Knauf workers need to link up with other sections of workers, throughout Australia and around the world, who are facing similar attacks on wages and conditions. This includes workers at the company’s other facilities. The concessions granted by the CFMMEU at Port Melbourne will serve as a blueprint for the company as a whole. There needs to be a turn to workers at other plasterboard manufacturers, such as CSR, where workers are locked into four years of real wage cuts after a sellout deal rammed through by the CFMMEU late last year.

Knauf workers made their intentions clear in August with a unanimous vote for industrial action, and displayed their determination to fight throughout the lockout, but the CFMMEU bureaucracy isolated the dispute and starved workers out. From the outset, the union leaders sought to conceal the dispute from its wider membership, with not a single post about the lockout on any of its social media accounts outside Victoria until October 6.

Despite assets of more than $310 million, the CFMMEU left workers high and dry with no financial support from the union coffers for almost three weeks. Even if every cent of the $170,000 “fighting fund” announced by the union on October 5, and a subsequent donation of $60,000 by the Maritime Union of Australia, had been given to workers, it would amount to little more than $80 per day.

Knauf worker “camp” on September 29 with sign demanding 6 percent pay rise.

It was only on October 21 that a meeting of CFMMEU shop stewards agreed to collect levies on other sites to support the Knauf workers. In other words, the union waited more than five weeks to raise a levy. The CFMMEU sought to avoid a direct appeal to its 144,000 members, because that would run the risk of triggering a broader struggle.

The union organised a handful of stunts, sending delegations of workers to Knauf warehouses in Somerton and Derrimut and to the nearby Qenos plastics manufacturing plant where workers were also locked out. In these token gestures of “solidarity,” there was no call for a unified struggle of workers.

Pseudo-left groups provided a political cover for the CFMMEU bureaucrats throughout the dispute and are echoing the myth of a “victory.”

On November 2, Green Left Weekly, published by Socialist Alliance, declared “Knauf workers win,” reporting uncritically that workers would receive “wage rises” below the rate of inflation.

On November 4, Socialist Alternative’s Red Flag claimed that “a pay rise above the current inflation rate was a big part of the dispute,” although this was never demanded by the union. Whitewashing the sellout, the article declared, “in the end, they voted to take the gains on the table and walked back in with their heads held high.”
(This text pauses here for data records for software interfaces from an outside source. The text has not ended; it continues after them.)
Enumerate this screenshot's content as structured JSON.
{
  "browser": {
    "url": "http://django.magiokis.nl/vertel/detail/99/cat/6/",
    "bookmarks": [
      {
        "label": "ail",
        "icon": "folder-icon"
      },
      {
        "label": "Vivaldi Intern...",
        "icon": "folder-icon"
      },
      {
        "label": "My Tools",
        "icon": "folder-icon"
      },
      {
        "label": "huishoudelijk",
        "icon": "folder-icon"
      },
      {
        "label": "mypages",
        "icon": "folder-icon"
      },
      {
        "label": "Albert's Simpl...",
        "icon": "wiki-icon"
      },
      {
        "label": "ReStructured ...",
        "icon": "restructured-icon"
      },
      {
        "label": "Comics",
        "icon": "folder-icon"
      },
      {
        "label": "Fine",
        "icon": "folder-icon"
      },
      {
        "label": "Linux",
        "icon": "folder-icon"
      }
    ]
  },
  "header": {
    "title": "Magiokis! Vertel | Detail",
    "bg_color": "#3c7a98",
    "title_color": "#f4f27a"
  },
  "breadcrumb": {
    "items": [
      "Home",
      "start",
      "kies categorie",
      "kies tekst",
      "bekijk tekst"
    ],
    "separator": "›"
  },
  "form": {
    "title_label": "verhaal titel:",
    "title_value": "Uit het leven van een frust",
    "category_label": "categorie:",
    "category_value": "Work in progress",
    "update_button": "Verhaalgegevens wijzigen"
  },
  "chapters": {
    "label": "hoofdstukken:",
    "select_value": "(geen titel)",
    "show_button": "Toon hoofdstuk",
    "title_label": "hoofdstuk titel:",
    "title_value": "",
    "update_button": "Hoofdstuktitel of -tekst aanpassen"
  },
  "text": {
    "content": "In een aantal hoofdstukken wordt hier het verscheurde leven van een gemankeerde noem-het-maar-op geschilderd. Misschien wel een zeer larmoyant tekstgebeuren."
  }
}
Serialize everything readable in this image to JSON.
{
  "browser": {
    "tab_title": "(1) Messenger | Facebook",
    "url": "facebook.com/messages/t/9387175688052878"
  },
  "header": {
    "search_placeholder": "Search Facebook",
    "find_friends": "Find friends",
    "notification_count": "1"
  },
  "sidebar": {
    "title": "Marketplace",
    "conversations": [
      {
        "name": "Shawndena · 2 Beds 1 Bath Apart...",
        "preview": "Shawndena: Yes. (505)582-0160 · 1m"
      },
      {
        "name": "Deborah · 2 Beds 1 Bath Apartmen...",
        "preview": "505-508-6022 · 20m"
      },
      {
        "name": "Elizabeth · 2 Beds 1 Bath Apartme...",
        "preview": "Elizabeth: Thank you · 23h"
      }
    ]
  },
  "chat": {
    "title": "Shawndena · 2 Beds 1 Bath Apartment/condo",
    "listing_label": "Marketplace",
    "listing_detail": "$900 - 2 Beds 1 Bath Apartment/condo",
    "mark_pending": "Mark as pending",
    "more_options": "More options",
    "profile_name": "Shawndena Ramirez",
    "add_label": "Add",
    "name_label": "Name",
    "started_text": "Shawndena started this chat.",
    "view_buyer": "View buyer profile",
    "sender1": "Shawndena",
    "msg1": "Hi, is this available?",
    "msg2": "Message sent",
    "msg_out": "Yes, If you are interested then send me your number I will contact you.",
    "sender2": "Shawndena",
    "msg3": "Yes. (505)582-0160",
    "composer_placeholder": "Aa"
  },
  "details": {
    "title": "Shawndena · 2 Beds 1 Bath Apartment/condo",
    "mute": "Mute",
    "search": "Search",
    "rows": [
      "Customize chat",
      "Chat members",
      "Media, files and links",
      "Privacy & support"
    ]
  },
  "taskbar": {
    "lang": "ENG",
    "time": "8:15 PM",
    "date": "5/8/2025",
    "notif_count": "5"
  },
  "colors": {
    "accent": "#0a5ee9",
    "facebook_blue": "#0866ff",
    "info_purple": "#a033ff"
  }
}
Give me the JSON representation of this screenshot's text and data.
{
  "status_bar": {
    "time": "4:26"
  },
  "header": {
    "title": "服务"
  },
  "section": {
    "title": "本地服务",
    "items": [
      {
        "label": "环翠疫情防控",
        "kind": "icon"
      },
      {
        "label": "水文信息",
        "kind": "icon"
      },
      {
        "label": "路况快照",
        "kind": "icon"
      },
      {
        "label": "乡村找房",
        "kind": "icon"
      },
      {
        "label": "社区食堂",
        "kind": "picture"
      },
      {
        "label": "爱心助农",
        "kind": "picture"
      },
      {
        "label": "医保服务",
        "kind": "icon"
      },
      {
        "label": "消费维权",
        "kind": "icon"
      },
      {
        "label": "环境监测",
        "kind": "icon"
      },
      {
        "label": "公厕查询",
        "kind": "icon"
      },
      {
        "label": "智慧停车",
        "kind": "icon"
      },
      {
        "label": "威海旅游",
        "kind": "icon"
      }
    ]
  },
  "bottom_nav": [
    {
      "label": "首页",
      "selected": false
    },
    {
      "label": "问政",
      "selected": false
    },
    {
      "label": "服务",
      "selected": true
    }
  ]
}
The promotion of the CFMMEU and other union apparatuses by the pseudo-left organisations is designed to block any mobilisation of workers independent of the treacherous union bureaucracy. Far from being socialist, these organisations serve, along with the unions, as defenders of the capitalist system and the subordination of workers’ needs to the profit demands of big business.

Australian workers, like their counterparts around the world, face increasingly intolerable conditions amid sky rocketing inflation and interest rates. The Albanese Labor government made clear in last month’s budget that the working class must be made to pay, through deeper cuts to real wages and social services, for escalating military spending, as well as the vast handouts to big business over the past decade and accelerated during the COVID-19 pandemic. Labor is depending on the unions and their pseudo-left satellites to suppress the mounting class struggle against these attacks.

At Knauf and throughout the working class, what workers confront is not just a wages dispute with management, but a political struggle against the Labor and the union machines. Winning this struggle will require the independent mobilisation of workers through a network of rank-and-file committees and a fight for a genuine socialist political perspective to meet the needs of ordinary working people, not the profit interests of the wealthy few.